_Exercise goal_: Read the listing below and copy out every line that holds "name".

_Records shown_:

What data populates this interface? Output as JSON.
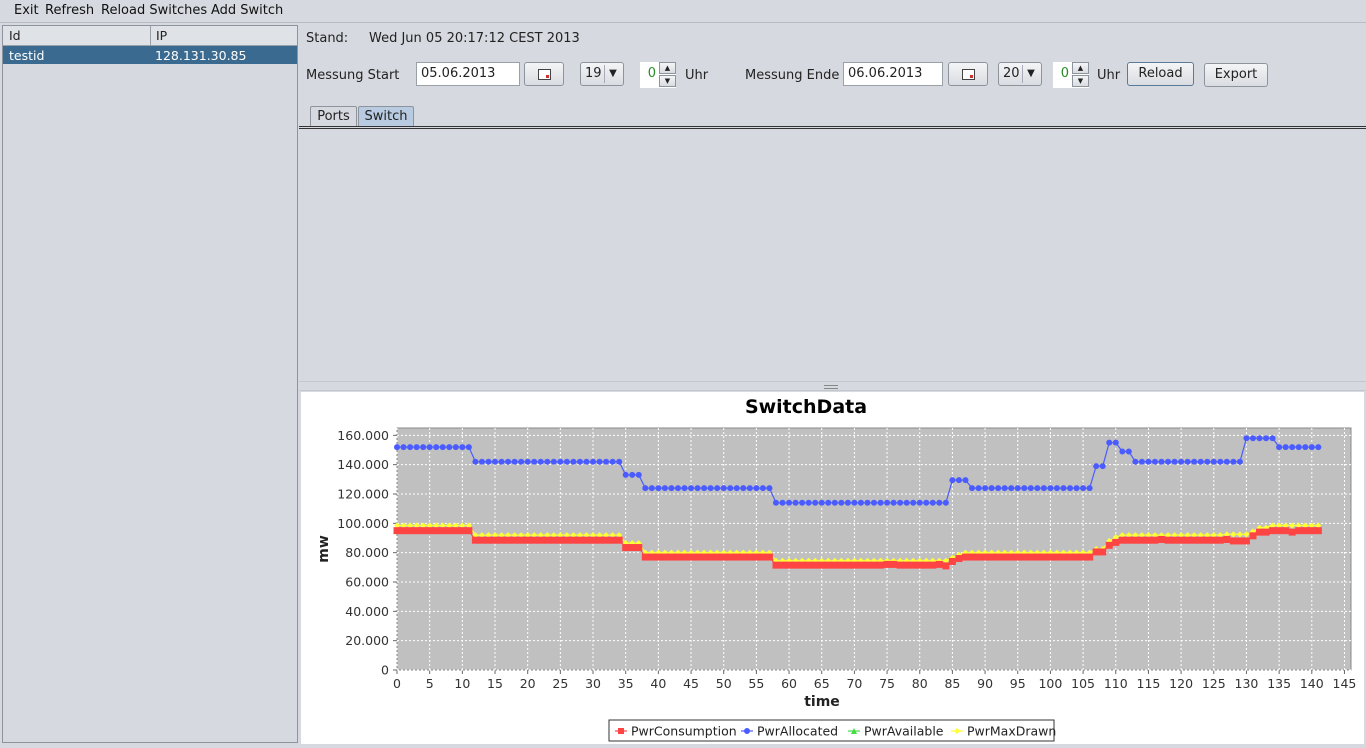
{
  "menu": {
    "exit": "Exit",
    "refresh": "Refresh",
    "reload_switches": "Reload Switches",
    "add_switch": "Add Switch"
  },
  "table": {
    "headers": {
      "id": "Id",
      "ip": "IP"
    },
    "rows": [
      {
        "id": "testid",
        "ip": "128.131.30.85"
      }
    ]
  },
  "status": {
    "label": "Stand:",
    "value": "Wed Jun 05 20:17:12 CEST 2013"
  },
  "controls": {
    "start_label": "Messung Start",
    "start_date": "05.06.2013",
    "start_hour": "19",
    "start_minute": "0",
    "start_unit": "Uhr",
    "end_label": "Messung Ende",
    "end_date": "06.06.2013",
    "end_hour": "20",
    "end_minute": "0",
    "end_unit": "Uhr",
    "reload": "Reload",
    "export": "Export"
  },
  "tabs": [
    "Ports",
    "Switch"
  ],
  "selected_tab": "Switch",
  "chart_data": {
    "type": "line",
    "title": "SwitchData",
    "xlabel": "time",
    "ylabel": "mw",
    "xlim": [
      0,
      146
    ],
    "ylim": [
      0,
      165000
    ],
    "xticks": [
      "0",
      "5",
      "10",
      "15",
      "20",
      "25",
      "30",
      "35",
      "40",
      "45",
      "50",
      "55",
      "60",
      "65",
      "70",
      "75",
      "80",
      "85",
      "90",
      "95",
      "100",
      "105",
      "110",
      "115",
      "120",
      "125",
      "130",
      "135",
      "140",
      "145"
    ],
    "yticks": [
      "0",
      "20.000",
      "40.000",
      "60.000",
      "80.000",
      "100.000",
      "120.000",
      "140.000",
      "160.000"
    ],
    "grid": true,
    "legend_position": "bottom",
    "colors": {
      "PwrConsumption": "#ff4444",
      "PwrAllocated": "#4a5cff",
      "PwrAvailable": "#44dd44",
      "PwrMaxDrawn": "#ffff33",
      "plot_bg": "#c0c0c0"
    },
    "series": [
      {
        "name": "PwrConsumption",
        "marker": "square",
        "segments": [
          [
            0,
            11,
            95000
          ],
          [
            12,
            34,
            88500
          ],
          [
            35,
            37,
            83500
          ],
          [
            38,
            57,
            77000
          ],
          [
            58,
            74,
            71500
          ],
          [
            75,
            76,
            72000
          ],
          [
            77,
            82,
            71500
          ],
          [
            83,
            83,
            72000
          ],
          [
            84,
            84,
            71000
          ],
          [
            85,
            85,
            74000
          ],
          [
            86,
            86,
            76000
          ],
          [
            87,
            106,
            77000
          ],
          [
            107,
            108,
            80500
          ],
          [
            109,
            109,
            85000
          ],
          [
            110,
            110,
            87000
          ],
          [
            111,
            116,
            88500
          ],
          [
            117,
            117,
            89000
          ],
          [
            118,
            126,
            88500
          ],
          [
            127,
            127,
            89000
          ],
          [
            128,
            130,
            88000
          ],
          [
            131,
            131,
            91500
          ],
          [
            132,
            133,
            94000
          ],
          [
            134,
            136,
            95000
          ],
          [
            137,
            137,
            94000
          ],
          [
            138,
            141,
            95000
          ]
        ]
      },
      {
        "name": "PwrAllocated",
        "marker": "circle",
        "segments": [
          [
            0,
            11,
            152000
          ],
          [
            12,
            34,
            142000
          ],
          [
            35,
            37,
            133000
          ],
          [
            38,
            57,
            124000
          ],
          [
            58,
            84,
            114000
          ],
          [
            85,
            87,
            129500
          ],
          [
            88,
            106,
            124000
          ],
          [
            107,
            108,
            139000
          ],
          [
            109,
            110,
            155000
          ],
          [
            111,
            112,
            149000
          ],
          [
            113,
            129,
            142000
          ],
          [
            130,
            134,
            158000
          ],
          [
            135,
            141,
            152000
          ]
        ]
      },
      {
        "name": "PwrAvailable",
        "marker": "triangle",
        "segments": []
      },
      {
        "name": "PwrMaxDrawn",
        "marker": "diamond",
        "segments": [
          [
            0,
            11,
            98500
          ],
          [
            12,
            34,
            92000
          ],
          [
            35,
            37,
            86500
          ],
          [
            38,
            57,
            80000
          ],
          [
            58,
            84,
            74500
          ],
          [
            85,
            85,
            76500
          ],
          [
            86,
            86,
            78500
          ],
          [
            87,
            106,
            80000
          ],
          [
            107,
            108,
            82500
          ],
          [
            109,
            109,
            88000
          ],
          [
            110,
            110,
            90500
          ],
          [
            111,
            126,
            92000
          ],
          [
            127,
            130,
            92500
          ],
          [
            131,
            131,
            94500
          ],
          [
            132,
            133,
            97000
          ],
          [
            134,
            141,
            98500
          ]
        ]
      }
    ]
  }
}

_Written response_:
        "name": "PwrConsumption",
        "name": "PwrAllocated",
        "name": "PwrAvailable",
        "name": "PwrMaxDrawn",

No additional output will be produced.